*** Data supplied ***

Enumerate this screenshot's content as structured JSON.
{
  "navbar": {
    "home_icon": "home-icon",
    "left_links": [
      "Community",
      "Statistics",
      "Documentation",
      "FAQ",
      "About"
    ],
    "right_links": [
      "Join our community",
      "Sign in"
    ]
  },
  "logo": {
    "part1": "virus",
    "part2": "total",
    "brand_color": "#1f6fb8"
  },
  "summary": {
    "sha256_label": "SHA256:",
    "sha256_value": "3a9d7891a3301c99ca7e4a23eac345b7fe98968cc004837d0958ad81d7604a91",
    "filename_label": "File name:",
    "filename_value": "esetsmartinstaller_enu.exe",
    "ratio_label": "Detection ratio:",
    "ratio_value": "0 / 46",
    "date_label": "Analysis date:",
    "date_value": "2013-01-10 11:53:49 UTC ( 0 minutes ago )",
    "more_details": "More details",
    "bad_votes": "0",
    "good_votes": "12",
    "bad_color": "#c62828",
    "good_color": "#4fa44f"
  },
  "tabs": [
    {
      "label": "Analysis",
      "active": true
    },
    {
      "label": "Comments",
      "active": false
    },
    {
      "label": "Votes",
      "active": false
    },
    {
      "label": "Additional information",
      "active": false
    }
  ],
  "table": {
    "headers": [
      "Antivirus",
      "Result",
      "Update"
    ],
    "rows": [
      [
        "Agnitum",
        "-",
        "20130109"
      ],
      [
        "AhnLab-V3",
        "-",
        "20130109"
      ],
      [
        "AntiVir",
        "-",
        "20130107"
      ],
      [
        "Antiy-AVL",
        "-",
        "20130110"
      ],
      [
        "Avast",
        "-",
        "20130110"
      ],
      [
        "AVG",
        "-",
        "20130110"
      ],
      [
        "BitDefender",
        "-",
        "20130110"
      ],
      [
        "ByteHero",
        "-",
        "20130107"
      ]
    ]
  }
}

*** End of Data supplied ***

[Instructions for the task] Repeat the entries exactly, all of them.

[Task result]
Enumerate this screenshot's content as structured JSON.
{
  "navbar": {
    "home_icon": "home-icon",
    "left_links": [
      "Community",
      "Statistics",
      "Documentation",
      "FAQ",
      "About"
    ],
    "right_links": [
      "Join our community",
      "Sign in"
    ]
  },
  "logo": {
    "part1": "virus",
    "part2": "total",
    "brand_color": "#1f6fb8"
  },
  "summary": {
    "sha256_label": "SHA256:",
    "sha256_value": "3a9d7891a3301c99ca7e4a23eac345b7fe98968cc004837d0958ad81d7604a91",
    "filename_label": "File name:",
    "filename_value": "esetsmartinstaller_enu.exe",
    "ratio_label": "Detection ratio:",
    "ratio_value": "0 / 46",
    "date_label": "Analysis date:",
    "date_value": "2013-01-10 11:53:49 UTC ( 0 minutes ago )",
    "more_details": "More details",
    "bad_votes": "0",
    "good_votes": "12",
    "bad_color": "#c62828",
    "good_color": "#4fa44f"
  },
  "tabs": [
    {
      "label": "Analysis",
      "active": true
    },
    {
      "label": "Comments",
      "active": false
    },
    {
      "label": "Votes",
      "active": false
    },
    {
      "label": "Additional information",
      "active": false
    }
  ],
  "table": {
    "headers": [
      "Antivirus",
      "Result",
      "Update"
    ],
    "rows": [
      [
        "Agnitum",
        "-",
        "20130109"
      ],
      [
        "AhnLab-V3",
        "-",
        "20130109"
      ],
      [
        "AntiVir",
        "-",
        "20130107"
      ],
      [
        "Antiy-AVL",
        "-",
        "20130110"
      ],
      [
        "Avast",
        "-",
        "20130110"
      ],
      [
        "AVG",
        "-",
        "20130110"
      ],
      [
        "BitDefender",
        "-",
        "20130110"
      ],
      [
        "ByteHero",
        "-",
        "20130107"
      ]
    ]
  }
}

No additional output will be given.